But I think you should either always have breakfast, or never have breakfast.  It’s a matter of personal choice.  Skipping breakfast several days a week is likely to leave the person hungry on those days, and more likely to eat junk food later in the day (not that the heavily marketed and advertised breakfast foods are particularly good). 

My only recommendations are to eat food (not heavily processed products high in fats, sugars and salt), not too much, mainly plant-based, and to prepare and consume most of your meals in your home from single basic ingredients (which excludes meat substitutes such as Beyond Burger, because they’re heavily processed).  Or even your beef.

The fact remains.  If you eat more calories than you expend, you’re going to gain weight regardless.
Gebt ihr ihr ihr Buch zurück?

Offline lonely moa

  • A rather tough old bird.
  • Stopped Going Outside
  • *******
  • Posts: 5095
Re: LCHF and healthy eating
« Reply #2023 on: December 08, 2019, 03:42:59 AM »

... it’s a myth that breakfast is the most important meal of the day.


Totally.  It might be the most important to miss.
"Pull the goalie", Malcolm Gladwell.

Offline Harry Black

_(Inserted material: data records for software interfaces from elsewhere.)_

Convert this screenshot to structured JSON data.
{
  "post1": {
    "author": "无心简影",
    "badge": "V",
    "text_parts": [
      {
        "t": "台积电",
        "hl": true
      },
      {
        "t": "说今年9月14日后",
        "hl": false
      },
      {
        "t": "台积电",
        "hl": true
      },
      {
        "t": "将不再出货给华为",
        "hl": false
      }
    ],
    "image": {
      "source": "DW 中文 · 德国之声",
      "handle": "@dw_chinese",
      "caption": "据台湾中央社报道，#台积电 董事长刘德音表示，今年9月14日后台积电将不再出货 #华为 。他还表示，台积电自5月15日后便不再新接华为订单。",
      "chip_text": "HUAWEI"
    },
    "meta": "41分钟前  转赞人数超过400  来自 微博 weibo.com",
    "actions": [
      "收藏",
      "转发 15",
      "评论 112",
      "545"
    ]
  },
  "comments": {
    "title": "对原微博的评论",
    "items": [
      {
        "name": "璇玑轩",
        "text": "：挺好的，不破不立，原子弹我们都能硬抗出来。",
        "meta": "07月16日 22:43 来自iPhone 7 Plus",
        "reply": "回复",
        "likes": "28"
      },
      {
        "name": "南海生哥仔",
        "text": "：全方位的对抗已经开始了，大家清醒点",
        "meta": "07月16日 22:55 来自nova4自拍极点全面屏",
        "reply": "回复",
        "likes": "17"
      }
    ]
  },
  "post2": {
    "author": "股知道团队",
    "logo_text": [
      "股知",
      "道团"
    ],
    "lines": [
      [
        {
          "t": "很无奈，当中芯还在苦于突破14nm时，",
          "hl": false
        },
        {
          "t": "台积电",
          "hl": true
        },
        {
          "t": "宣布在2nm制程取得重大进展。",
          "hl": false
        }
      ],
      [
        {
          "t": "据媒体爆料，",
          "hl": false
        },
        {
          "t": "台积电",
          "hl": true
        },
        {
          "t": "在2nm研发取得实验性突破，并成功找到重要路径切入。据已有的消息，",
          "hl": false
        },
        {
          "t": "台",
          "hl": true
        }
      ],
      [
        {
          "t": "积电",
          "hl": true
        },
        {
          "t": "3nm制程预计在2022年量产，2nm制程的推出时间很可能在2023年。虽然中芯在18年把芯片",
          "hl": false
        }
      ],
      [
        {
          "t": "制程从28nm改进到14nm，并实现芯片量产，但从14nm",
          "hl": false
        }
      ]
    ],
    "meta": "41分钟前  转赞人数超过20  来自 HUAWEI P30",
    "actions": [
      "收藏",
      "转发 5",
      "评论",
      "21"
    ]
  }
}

  • International Man of Mystery
  • Global Moderator
  • Poster of Extraordinary Magnitude
  • *****
  • Posts: 17368
Re: LCHF and healthy eating
« Reply #2024 on: December 08, 2019, 06:56:15 AM »
Administrator Comment This thread is for LCHF discussions and should be kept as such.

 

personate-rain